→ **Records for the exercise**
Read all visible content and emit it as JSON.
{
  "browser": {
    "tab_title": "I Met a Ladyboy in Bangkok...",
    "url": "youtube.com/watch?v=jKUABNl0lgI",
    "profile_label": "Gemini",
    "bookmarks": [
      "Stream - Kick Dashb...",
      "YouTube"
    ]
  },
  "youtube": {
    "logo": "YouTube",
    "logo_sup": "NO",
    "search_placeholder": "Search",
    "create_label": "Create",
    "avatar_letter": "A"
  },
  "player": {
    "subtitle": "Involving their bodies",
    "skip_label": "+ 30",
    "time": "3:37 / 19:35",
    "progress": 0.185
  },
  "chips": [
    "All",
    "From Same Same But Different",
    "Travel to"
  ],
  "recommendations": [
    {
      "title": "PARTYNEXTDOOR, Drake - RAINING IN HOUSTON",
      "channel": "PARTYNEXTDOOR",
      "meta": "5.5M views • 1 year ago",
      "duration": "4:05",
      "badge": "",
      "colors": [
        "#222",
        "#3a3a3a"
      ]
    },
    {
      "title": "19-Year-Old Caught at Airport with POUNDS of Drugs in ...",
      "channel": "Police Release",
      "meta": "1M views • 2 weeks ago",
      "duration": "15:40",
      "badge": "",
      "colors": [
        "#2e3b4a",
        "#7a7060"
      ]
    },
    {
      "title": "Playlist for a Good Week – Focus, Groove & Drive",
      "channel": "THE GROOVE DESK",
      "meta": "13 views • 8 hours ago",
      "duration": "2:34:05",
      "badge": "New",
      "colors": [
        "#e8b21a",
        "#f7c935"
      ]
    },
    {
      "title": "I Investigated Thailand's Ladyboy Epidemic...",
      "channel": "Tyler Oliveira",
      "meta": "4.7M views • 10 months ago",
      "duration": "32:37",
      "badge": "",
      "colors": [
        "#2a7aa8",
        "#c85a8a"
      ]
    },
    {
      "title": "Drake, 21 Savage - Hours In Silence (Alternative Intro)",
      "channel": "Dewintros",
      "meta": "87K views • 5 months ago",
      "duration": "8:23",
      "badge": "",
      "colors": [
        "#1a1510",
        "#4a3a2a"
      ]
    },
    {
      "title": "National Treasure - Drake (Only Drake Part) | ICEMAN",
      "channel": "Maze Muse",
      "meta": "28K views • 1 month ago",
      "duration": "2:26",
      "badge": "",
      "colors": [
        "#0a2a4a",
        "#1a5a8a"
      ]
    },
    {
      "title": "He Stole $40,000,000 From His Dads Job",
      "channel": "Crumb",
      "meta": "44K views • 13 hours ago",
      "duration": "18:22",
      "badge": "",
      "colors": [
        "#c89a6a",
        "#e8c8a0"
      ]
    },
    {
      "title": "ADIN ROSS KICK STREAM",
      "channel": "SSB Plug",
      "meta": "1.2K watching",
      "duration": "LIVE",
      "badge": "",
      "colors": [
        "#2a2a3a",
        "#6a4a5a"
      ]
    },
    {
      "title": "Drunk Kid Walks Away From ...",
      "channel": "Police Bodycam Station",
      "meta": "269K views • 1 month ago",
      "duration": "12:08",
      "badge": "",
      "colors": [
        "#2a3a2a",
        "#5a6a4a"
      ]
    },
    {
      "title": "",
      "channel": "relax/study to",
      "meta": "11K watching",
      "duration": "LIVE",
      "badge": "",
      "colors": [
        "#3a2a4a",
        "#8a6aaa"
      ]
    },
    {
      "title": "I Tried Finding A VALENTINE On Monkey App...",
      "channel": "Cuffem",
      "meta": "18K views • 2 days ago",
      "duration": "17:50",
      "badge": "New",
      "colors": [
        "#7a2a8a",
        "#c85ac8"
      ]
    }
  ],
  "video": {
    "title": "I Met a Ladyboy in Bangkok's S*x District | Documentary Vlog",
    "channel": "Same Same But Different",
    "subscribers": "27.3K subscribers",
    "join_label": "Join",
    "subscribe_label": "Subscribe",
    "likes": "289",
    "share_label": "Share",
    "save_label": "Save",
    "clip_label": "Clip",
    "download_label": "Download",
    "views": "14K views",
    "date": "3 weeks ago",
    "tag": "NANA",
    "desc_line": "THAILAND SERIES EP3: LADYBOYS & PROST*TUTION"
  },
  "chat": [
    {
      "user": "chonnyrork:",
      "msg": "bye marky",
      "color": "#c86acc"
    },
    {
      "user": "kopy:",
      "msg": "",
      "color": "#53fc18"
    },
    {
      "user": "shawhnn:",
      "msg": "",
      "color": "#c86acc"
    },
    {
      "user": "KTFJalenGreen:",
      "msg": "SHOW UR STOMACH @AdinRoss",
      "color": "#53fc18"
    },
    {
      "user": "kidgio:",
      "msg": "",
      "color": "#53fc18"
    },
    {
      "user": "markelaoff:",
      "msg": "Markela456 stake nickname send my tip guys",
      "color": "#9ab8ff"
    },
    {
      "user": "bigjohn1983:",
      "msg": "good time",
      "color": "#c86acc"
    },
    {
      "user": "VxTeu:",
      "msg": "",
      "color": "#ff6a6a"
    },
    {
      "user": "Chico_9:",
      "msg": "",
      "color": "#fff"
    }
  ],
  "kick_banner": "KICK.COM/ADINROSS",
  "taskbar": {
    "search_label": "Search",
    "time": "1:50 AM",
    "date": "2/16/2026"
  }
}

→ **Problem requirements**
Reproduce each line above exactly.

→ **Response for this exercise**
Read all visible content and emit it as JSON.
{
  "browser": {
    "tab_title": "I Met a Ladyboy in Bangkok...",
    "url": "youtube.com/watch?v=jKUABNl0lgI",
    "profile_label": "Gemini",
    "bookmarks": [
      "Stream - Kick Dashb...",
      "YouTube"
    ]
  },
  "youtube": {
    "logo": "YouTube",
    "logo_sup": "NO",
    "search_placeholder": "Search",
    "create_label": "Create",
    "avatar_letter": "A"
  },
  "player": {
    "subtitle": "Involving their bodies",
    "skip_label": "+ 30",
    "time": "3:37 / 19:35",
    "progress": 0.185
  },
  "chips": [
    "All",
    "From Same Same But Different",
    "Travel to"
  ],
  "recommendations": [
    {
      "title": "PARTYNEXTDOOR, Drake - RAINING IN HOUSTON",
      "channel": "PARTYNEXTDOOR",
      "meta": "5.5M views • 1 year ago",
      "duration": "4:05",
      "badge": "",
      "colors": [
        "#222",
        "#3a3a3a"
      ]
    },
    {
      "title": "19-Year-Old Caught at Airport with POUNDS of Drugs in ...",
      "channel": "Police Release",
      "meta": "1M views • 2 weeks ago",
      "duration": "15:40",
      "badge": "",
      "colors": [
        "#2e3b4a",
        "#7a7060"
      ]
    },
    {
      "title": "Playlist for a Good Week – Focus, Groove & Drive",
      "channel": "THE GROOVE DESK",
      "meta": "13 views • 8 hours ago",
      "duration": "2:34:05",
      "badge": "New",
      "colors": [
        "#e8b21a",
        "#f7c935"
      ]
    },
    {
      "title": "I Investigated Thailand's Ladyboy Epidemic...",
      "channel": "Tyler Oliveira",
      "meta": "4.7M views • 10 months ago",
      "duration": "32:37",
      "badge": "",
      "colors": [
        "#2a7aa8",
        "#c85a8a"
      ]
    },
    {
      "title": "Drake, 21 Savage - Hours In Silence (Alternative Intro)",
      "channel": "Dewintros",
      "meta": "87K views • 5 months ago",
      "duration": "8:23",
      "badge": "",
      "colors": [
        "#1a1510",
        "#4a3a2a"
      ]
    },
    {
      "title": "National Treasure - Drake (Only Drake Part) | ICEMAN",
      "channel": "Maze Muse",
      "meta": "28K views • 1 month ago",
      "duration": "2:26",
      "badge": "",
      "colors": [
        "#0a2a4a",
        "#1a5a8a"
      ]
    },
    {
      "title": "He Stole $40,000,000 From His Dads Job",
      "channel": "Crumb",
      "meta": "44K views • 13 hours ago",
      "duration": "18:22",
      "badge": "",
      "colors": [
        "#c89a6a",
        "#e8c8a0"
      ]
    },
    {
      "title": "ADIN ROSS KICK STREAM",
      "channel": "SSB Plug",
      "meta": "1.2K watching",
      "duration": "LIVE",
      "badge": "",
      "colors": [
        "#2a2a3a",
        "#6a4a5a"
      ]
    },
    {
      "title": "Drunk Kid Walks Away From ...",
      "channel": "Police Bodycam Station",
      "meta": "269K views • 1 month ago",
      "duration": "12:08",
      "badge": "",
      "colors": [
        "#2a3a2a",
        "#5a6a4a"
      ]
    },
    {
      "title": "",
      "channel": "relax/study to",
      "meta": "11K watching",
      "duration": "LIVE",
      "badge": "",
      "colors": [
        "#3a2a4a",
        "#8a6aaa"
      ]
    },
    {
      "title": "I Tried Finding A VALENTINE On Monkey App...",
      "channel": "Cuffem",
      "meta": "18K views • 2 days ago",
      "duration": "17:50",
      "badge": "New",
      "colors": [
        "#7a2a8a",
        "#c85ac8"
      ]
    }
  ],
  "video": {
    "title": "I Met a Ladyboy in Bangkok's S*x District | Documentary Vlog",
    "channel": "Same Same But Different",
    "subscribers": "27.3K subscribers",
    "join_label": "Join",
    "subscribe_label": "Subscribe",
    "likes": "289",
    "share_label": "Share",
    "save_label": "Save",
    "clip_label": "Clip",
    "download_label": "Download",
    "views": "14K views",
    "date": "3 weeks ago",
    "tag": "NANA",
    "desc_line": "THAILAND SERIES EP3: LADYBOYS & PROST*TUTION"
  },
  "chat": [
    {
      "user": "chonnyrork:",
      "msg": "bye marky",
      "color": "#c86acc"
    },
    {
      "user": "kopy:",
      "msg": "",
      "color": "#53fc18"
    },
    {
      "user": "shawhnn:",
      "msg": "",
      "color": "#c86acc"
    },
    {
      "user": "KTFJalenGreen:",
      "msg": "SHOW UR STOMACH @AdinRoss",
      "color": "#53fc18"
    },
    {
      "user": "kidgio:",
      "msg": "",
      "color": "#53fc18"
    },
    {
      "user": "markelaoff:",
      "msg": "Markela456 stake nickname send my tip guys",
      "color": "#9ab8ff"
    },
    {
      "user": "bigjohn1983:",
      "msg": "good time",
      "color": "#c86acc"
    },
    {
      "user": "VxTeu:",
      "msg": "",
      "color": "#ff6a6a"
    },
    {
      "user": "Chico_9:",
      "msg": "",
      "color": "#fff"
    }
  ],
  "kick_banner": "KICK.COM/ADINROSS",
  "taskbar": {
    "search_label": "Search",
    "time": "1:50 AM",
    "date": "2/16/2026"
  }
}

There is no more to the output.